A Farewell to the Vanities of the World

Sir Walter Raleigh (1554?–1618)

FAREWELL, ye gilded follies, pleasing troubles!

Farewell, ye honoured rags, ye glorious bubbles!

Fame’s but a hollow echo; gold, pure clay;

Honour, the darling but of one short day,

Beauty—th’ eye’s idol—but a damasked skin;

State, but a golden prison to live in

And torture free-born minds; embroidered trains,

But pageants for proud swelling veins;

And blood allied to greatness, is alone

Inherited, not purchased, nor our own:

Fame, honour, beauty, state, train, blood, and birth

Are but the fading blossoms of the earth.

I would be great, but that the sun doth still

Level his rays against the rising hill;

I would be high, but see the proudest oak

Most subject to the rending thunder-stroke;

I would be rich, but see men, too unkind,

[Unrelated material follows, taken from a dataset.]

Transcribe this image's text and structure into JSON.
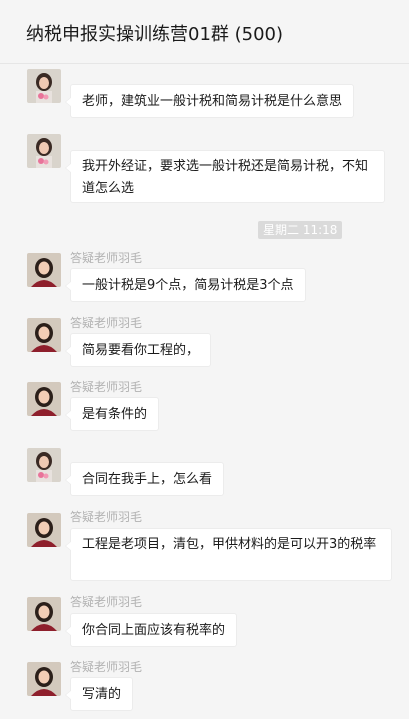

Dig in the bowels of the richest mind;

I would be wise, but that I often see

The fox suspected whilst the ass goes free;

I would be fair, but see the fair and proud,

Like the bright sun, oft setting in a cloud;

I would be poor, but know the humble grass

Still trampled on by each unworthy ass:

Rich, hated; wise, suspected; scorned, if poor,

Great, feared; fair, tempted; high, still envied more;

I have wished all, but now I wish for neither;

Great, high, rich, wise, nor fair, poor I’ll be rather.

Would the World now adopt me for her heir,

Would beauty’s queen entitle me the fair,

Fame speak me Fortune’s minion, could I vie

Angels with India, with a speaking eye

Command bare heads, bowed knees, strike Justice dumb

As well as blind and lame, or give a tongue

To stones by epitaphs, be called great master

In the loose rimes of every poetaster;

Could I be more than any man that lives,

Great, fair, rich, wise, all in superlatives;

Yet I more freely would these gifts resign,

Than ever Fortune would have made them mine;

And hold one minute of this holy leisure

Beyond the riches of this empty pleasure.

Welcome, pure thoughts! welcome, ye silent groves!

These guests, these courts, my soul most dearly loves.

Now the winged people of the sky shall sing

My cheerful anthems to the gladsome spring;

A prayer-book now shall be my looking-glass,

In which I will adore sweet Virtue’s face.

Here dwell no hateful looks, no palace cares,

No broken vows dwell here, nor pale-faced fears,

Then here I’ll sit and sigh my hot love’s folly,

And learn to affect an holy melancholy;

And if contentment be a stranger then

I’ll ne’er look for it, but in heaven, again.